It could be tiredness and old age but I think there is a better explanation. It’s because of the dole. Those 1960s antiwar protesters are now on Social Security and Medicare. Now on the dole, they are scared to death that the government will get angry at them and cut off their dole. In their minds, that’s equivalent to killing them. Most Social Security recipients simply cannot imagine that life is possible without the dole.

And they might well be right to be concerned. U.S. officials would have no compunctions about retaliating against seniors who object to their forever wars any more than they have reservations about retaliating against cities who object to their immigration policies.

The master politician Franklin Roosevelt knew exactly what he was doing when he got Social Security enacted into law in the 1930s, after Americans had lived without this socialist program for more than 100 years. He knew that once he got people on the dole, he had them right where he wanted them — under the control of the government.

Look at Norfolk, Virginia. It is one of the many U.S. cities on the warfare dole. It has the largest Navy base in the world as well as one of NATO’s two Strategic Command headquarters. According to Wikipedia, the Navy station “compromises over 62,000 active duty personnel, 75 ships, and 132 aircraft. The region also plays an important role in defense contracting.”

What are the chances that people in Norfolk would ever take the lead in protests and demonstrations against the Pentagon’s and CIA’s forever wars in Afghanistan and Iraq or against the warfare-state way of life itself? The chances are nil. People in Norfolk would be scared to death of losing their warfare-state dole. Like people in other cities on the warfare dole, they have convinced themselves that their dole is essential to “national security.”

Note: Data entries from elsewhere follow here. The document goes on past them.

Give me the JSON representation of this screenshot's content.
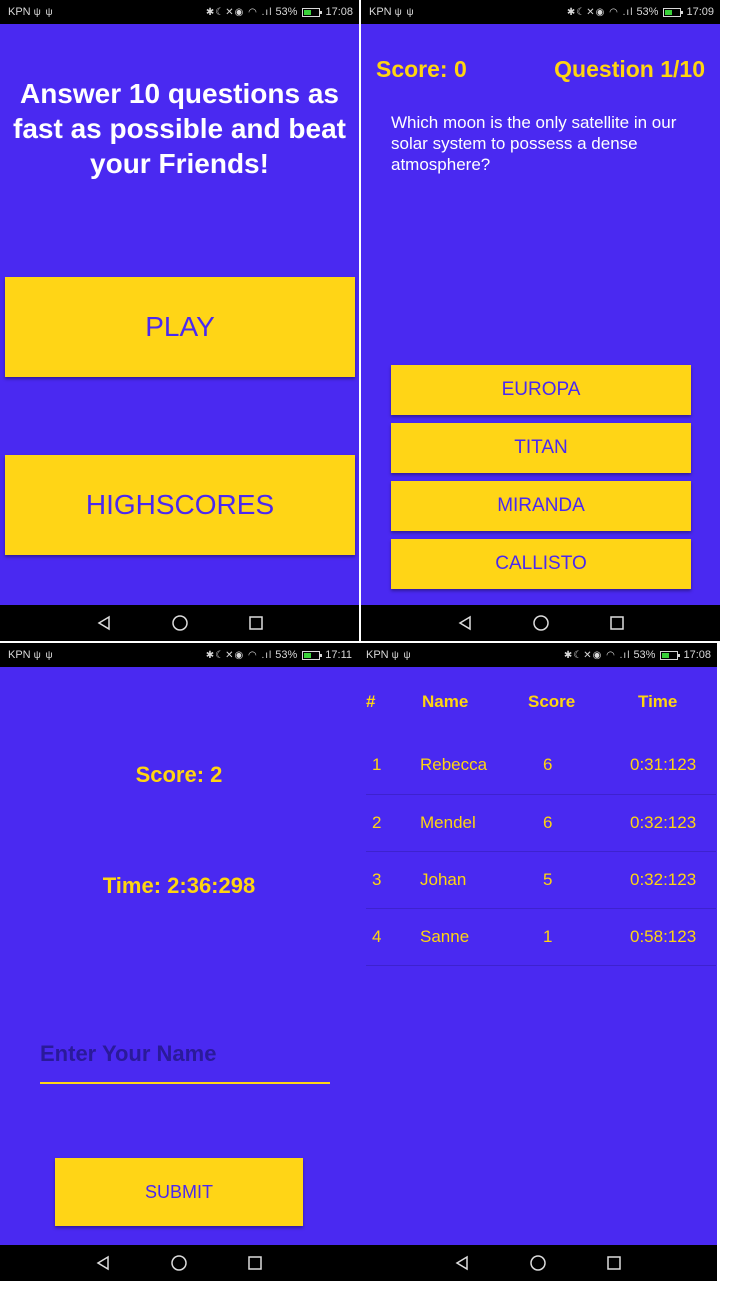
{
  "status": {
    "carrier": "KPN",
    "left_icons": "ψ ψ",
    "right_icons": "✱☾✕◉ ◠ .ıl",
    "battery": "53%",
    "battery_level": 0.53,
    "times": [
      "17:08",
      "17:09",
      "17:11",
      "17:08"
    ]
  },
  "home": {
    "intro": "Answer 10 questions as fast as possible and beat your Friends!",
    "play_label": "PLAY",
    "highscores_label": "HIGHSCORES"
  },
  "quiz": {
    "score": "Score: 0",
    "question_num": "Question 1/10",
    "question": "Which moon is the only satellite in our solar system to possess a dense atmosphere?",
    "answers": [
      "EUROPA",
      "TITAN",
      "MIRANDA",
      "CALLISTO"
    ]
  },
  "result": {
    "score": "Score: 2",
    "time": "Time: 2:36:298",
    "name_placeholder": "Enter Your Name",
    "submit_label": "SUBMIT"
  },
  "highscores": {
    "headers": [
      "#",
      "Name",
      "Score",
      "Time"
    ],
    "rows": [
      {
        "rank": "1",
        "name": "Rebecca",
        "score": "6",
        "time": "0:31:123"
      },
      {
        "rank": "2",
        "name": "Mendel",
        "score": "6",
        "time": "0:32:123"
      },
      {
        "rank": "3",
        "name": "Johan",
        "score": "5",
        "time": "0:32:123"
      },
      {
        "rank": "4",
        "name": "Sanne",
        "score": "1",
        "time": "0:58:123"
      }
    ]
  },
  "colors": {
    "background": "#4a29f1",
    "accent": "#ffd516",
    "bar": "#000000"
  },
  "icons": {
    "nav": [
      "back-icon",
      "home-icon",
      "recents-icon"
    ]
  }
}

More than 50 years ago, President Eisenhower pointedly referred to this phenomenon in his Farewell Address and described it as a grave threat to America’s liberties and democratic values. The situation has only gotten progressively worse with each passing decade.

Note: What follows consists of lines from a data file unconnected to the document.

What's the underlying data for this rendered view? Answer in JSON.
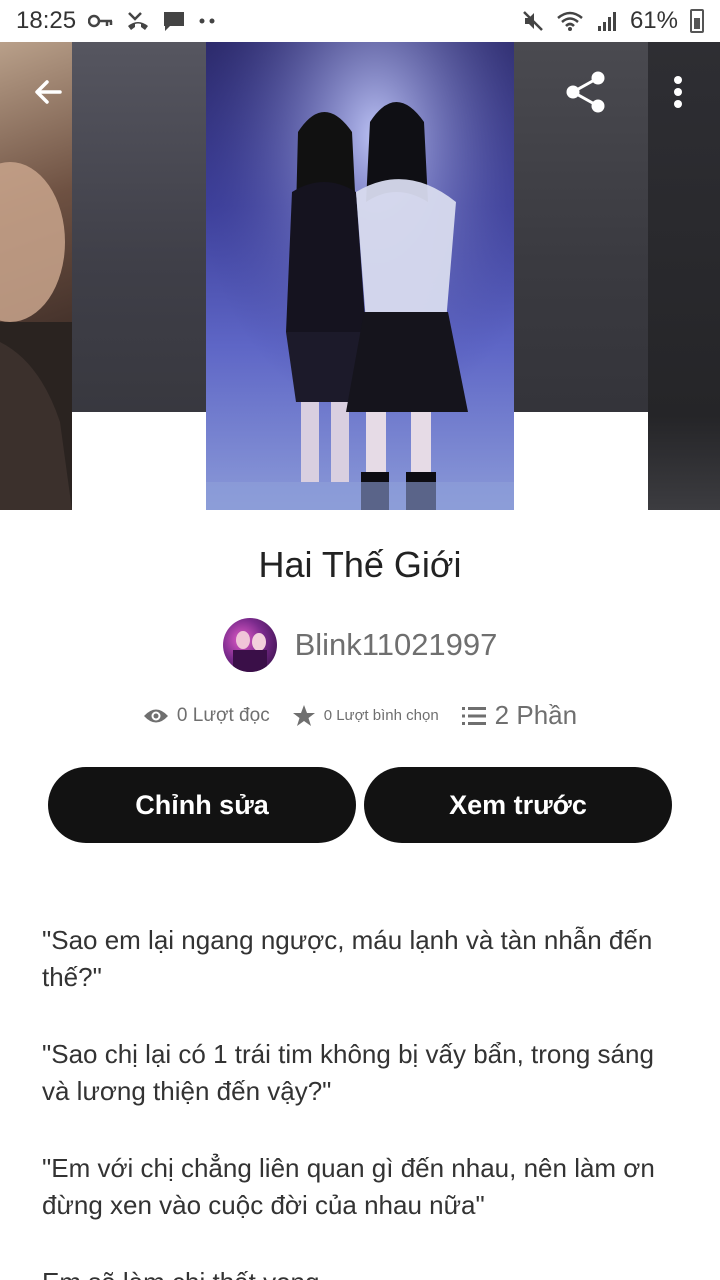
{
  "status_bar": {
    "time": "18:25",
    "battery": "61%",
    "left_icons": [
      "key-icon",
      "missed-call-icon",
      "message-icon",
      "more-dots-icon"
    ],
    "right_icons": [
      "mute-icon",
      "wifi-icon",
      "signal-icon",
      "battery-icon"
    ]
  },
  "header": {
    "back_icon": "arrow-left-icon",
    "share_icon": "share-icon",
    "more_icon": "more-vertical-icon"
  },
  "story": {
    "title": "Hai Thế Giới",
    "author": "Blink11021997",
    "stats": {
      "reads": "0 Lượt đọc",
      "votes": "0 Lượt bình chọn",
      "parts": "2 Phần"
    },
    "buttons": {
      "edit": "Chỉnh sửa",
      "preview": "Xem trước"
    },
    "description": [
      "\"Sao em lại ngang ngược, máu lạnh và tàn nhẫn đến thế?\"",
      "\"Sao chị lại có 1 trái tim không bị vấy bẩn, trong sáng và lương thiện đến vậy?\"",
      "\"Em với chị chẳng liên quan gì đến nhau, nên làm ơn đừng xen vào cuộc đời của nhau nữa\"",
      "Em sẽ làm chị thất vọng..."
    ]
  },
  "colors": {
    "button_bg": "#121212",
    "button_text": "#ffffff",
    "muted_text": "#6f6f6f"
  }
}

That’s what the dole — both welfare and warfare — does to people. It destroys their sense of independence, self-reliance, self-esteem, and can-do. It converts them into passive, submissive, compliant, and obedient servants of the welfare-warfare state, no matter how much it is destroying their liberty and well-being as well as the liberty and well-being of their children and grandchildren and of their country.

The so-called sanctuary cities have won the first round against Donald Trump by securing a court injunction prohibiting him from terminating their dole. But make no mistake about it: If Trump succeeds in overturning the injunction on appeal, faced with a termination of their dole city officials in every sanctuary city in America will quickly fall into line rather than lose their dole.

This post was written by:

Jacob G. Hornberger is founder and president of The Future of Freedom Foundation. He was born and raised in Laredo, Texas, and received his B.A. in economics from Virginia Military Institute and his law degree from the University of Texas. He was a trial attorney for twelve years in Texas. He also was an adjunct professor at the University of Dallas, where he taught law and economics. In 1987, Mr. Hornberger left the practice of law to become director of programs at the Foundation for Economic Education. He has advanced freedom and free markets on talk-radio stations all across the country as well as on Fox News’ Neil Cavuto and Greta van Susteren shows and he appeared as a regular commentator on Judge Andrew Napolitano’s show Freedom Watch. View these interviews at LewRockwell.com and from Full Context. Send him email.